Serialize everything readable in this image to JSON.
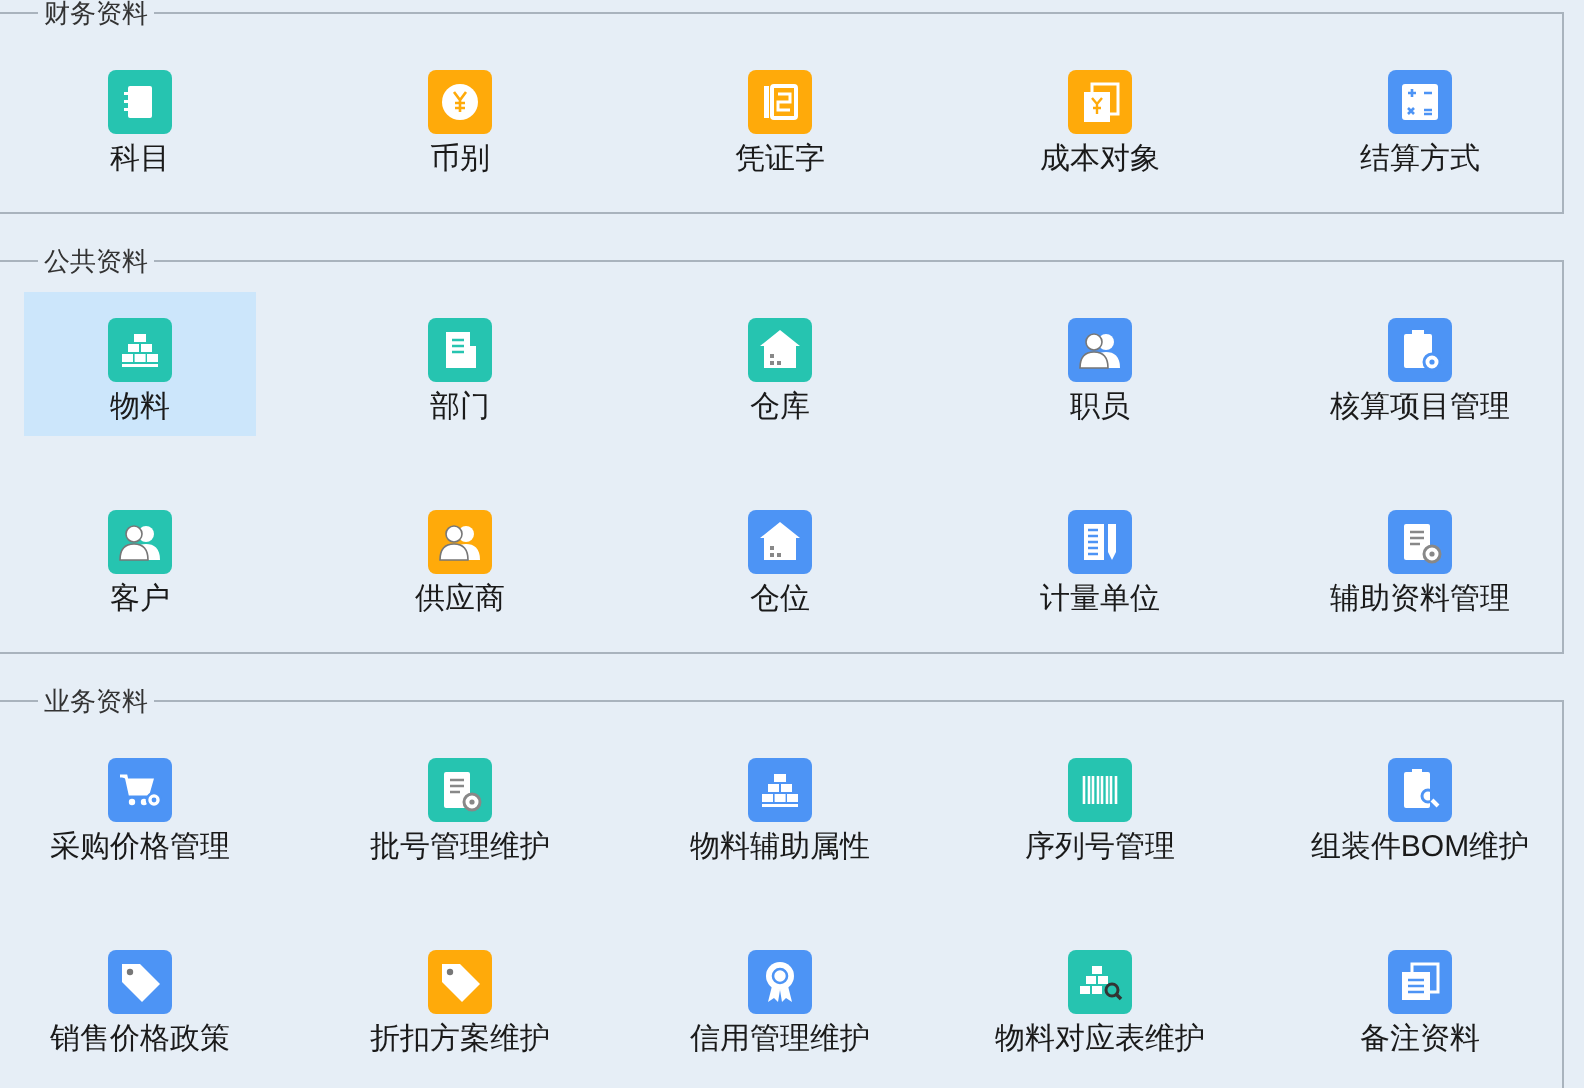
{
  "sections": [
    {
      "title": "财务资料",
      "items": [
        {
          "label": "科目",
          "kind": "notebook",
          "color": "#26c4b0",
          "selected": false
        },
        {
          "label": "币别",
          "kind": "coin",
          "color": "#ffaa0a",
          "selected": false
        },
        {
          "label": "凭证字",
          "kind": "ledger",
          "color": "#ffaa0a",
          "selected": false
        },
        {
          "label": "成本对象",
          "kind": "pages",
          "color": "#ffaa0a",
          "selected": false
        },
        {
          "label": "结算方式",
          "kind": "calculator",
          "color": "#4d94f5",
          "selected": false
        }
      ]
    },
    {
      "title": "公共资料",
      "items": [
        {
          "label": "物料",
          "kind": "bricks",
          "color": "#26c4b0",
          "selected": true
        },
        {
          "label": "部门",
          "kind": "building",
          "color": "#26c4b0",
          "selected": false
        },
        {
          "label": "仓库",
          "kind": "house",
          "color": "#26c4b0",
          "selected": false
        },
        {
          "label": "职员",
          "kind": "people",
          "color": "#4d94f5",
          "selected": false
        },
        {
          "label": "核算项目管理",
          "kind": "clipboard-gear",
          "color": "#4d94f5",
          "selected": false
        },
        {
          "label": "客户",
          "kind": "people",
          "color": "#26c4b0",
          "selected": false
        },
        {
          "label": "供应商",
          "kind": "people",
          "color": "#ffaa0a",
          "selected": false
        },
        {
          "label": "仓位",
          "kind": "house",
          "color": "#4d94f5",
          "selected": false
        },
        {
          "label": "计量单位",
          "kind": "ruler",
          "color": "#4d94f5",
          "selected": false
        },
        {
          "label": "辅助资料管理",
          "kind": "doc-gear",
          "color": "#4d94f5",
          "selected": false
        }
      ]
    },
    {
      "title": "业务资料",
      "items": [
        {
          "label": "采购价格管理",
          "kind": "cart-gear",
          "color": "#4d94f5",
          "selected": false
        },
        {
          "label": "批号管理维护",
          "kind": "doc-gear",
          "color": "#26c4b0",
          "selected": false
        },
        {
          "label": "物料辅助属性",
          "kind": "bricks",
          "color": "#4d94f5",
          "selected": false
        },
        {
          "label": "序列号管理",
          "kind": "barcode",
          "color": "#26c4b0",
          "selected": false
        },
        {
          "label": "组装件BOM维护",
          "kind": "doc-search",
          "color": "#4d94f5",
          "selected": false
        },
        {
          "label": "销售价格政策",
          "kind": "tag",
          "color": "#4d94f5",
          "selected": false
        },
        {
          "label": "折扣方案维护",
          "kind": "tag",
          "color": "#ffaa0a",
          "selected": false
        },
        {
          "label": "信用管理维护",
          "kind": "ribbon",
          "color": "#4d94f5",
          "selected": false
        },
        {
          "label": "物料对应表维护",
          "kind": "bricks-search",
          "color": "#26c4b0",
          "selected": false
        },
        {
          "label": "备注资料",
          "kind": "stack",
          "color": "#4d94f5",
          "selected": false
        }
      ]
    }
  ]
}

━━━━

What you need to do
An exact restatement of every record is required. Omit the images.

Reply to the task
Serialize everything readable in this image to JSON.
{
  "sections": [
    {
      "title": "财务资料",
      "items": [
        {
          "label": "科目",
          "kind": "notebook",
          "color": "#26c4b0",
          "selected": false
        },
        {
          "label": "币别",
          "kind": "coin",
          "color": "#ffaa0a",
          "selected": false
        },
        {
          "label": "凭证字",
          "kind": "ledger",
          "color": "#ffaa0a",
          "selected": false
        },
        {
          "label": "成本对象",
          "kind": "pages",
          "color": "#ffaa0a",
          "selected": false
        },
        {
          "label": "结算方式",
          "kind": "calculator",
          "color": "#4d94f5",
          "selected": false
        }
      ]
    },
    {
      "title": "公共资料",
      "items": [
        {
          "label": "物料",
          "kind": "bricks",
          "color": "#26c4b0",
          "selected": true
        },
        {
          "label": "部门",
          "kind": "building",
          "color": "#26c4b0",
          "selected": false
        },
        {
          "label": "仓库",
          "kind": "house",
          "color": "#26c4b0",
          "selected": false
        },
        {
          "label": "职员",
          "kind": "people",
          "color": "#4d94f5",
          "selected": false
        },
        {
          "label": "核算项目管理",
          "kind": "clipboard-gear",
          "color": "#4d94f5",
          "selected": false
        },
        {
          "label": "客户",
          "kind": "people",
          "color": "#26c4b0",
          "selected": false
        },
        {
          "label": "供应商",
          "kind": "people",
          "color": "#ffaa0a",
          "selected": false
        },
        {
          "label": "仓位",
          "kind": "house",
          "color": "#4d94f5",
          "selected": false
        },
        {
          "label": "计量单位",
          "kind": "ruler",
          "color": "#4d94f5",
          "selected": false
        },
        {
          "label": "辅助资料管理",
          "kind": "doc-gear",
          "color": "#4d94f5",
          "selected": false
        }
      ]
    },
    {
      "title": "业务资料",
      "items": [
        {
          "label": "采购价格管理",
          "kind": "cart-gear",
          "color": "#4d94f5",
          "selected": false
        },
        {
          "label": "批号管理维护",
          "kind": "doc-gear",
          "color": "#26c4b0",
          "selected": false
        },
        {
          "label": "物料辅助属性",
          "kind": "bricks",
          "color": "#4d94f5",
          "selected": false
        },
        {
          "label": "序列号管理",
          "kind": "barcode",
          "color": "#26c4b0",
          "selected": false
        },
        {
          "label": "组装件BOM维护",
          "kind": "doc-search",
          "color": "#4d94f5",
          "selected": false
        },
        {
          "label": "销售价格政策",
          "kind": "tag",
          "color": "#4d94f5",
          "selected": false
        },
        {
          "label": "折扣方案维护",
          "kind": "tag",
          "color": "#ffaa0a",
          "selected": false
        },
        {
          "label": "信用管理维护",
          "kind": "ribbon",
          "color": "#4d94f5",
          "selected": false
        },
        {
          "label": "物料对应表维护",
          "kind": "bricks-search",
          "color": "#26c4b0",
          "selected": false
        },
        {
          "label": "备注资料",
          "kind": "stack",
          "color": "#4d94f5",
          "selected": false
        }
      ]
    }
  ]
}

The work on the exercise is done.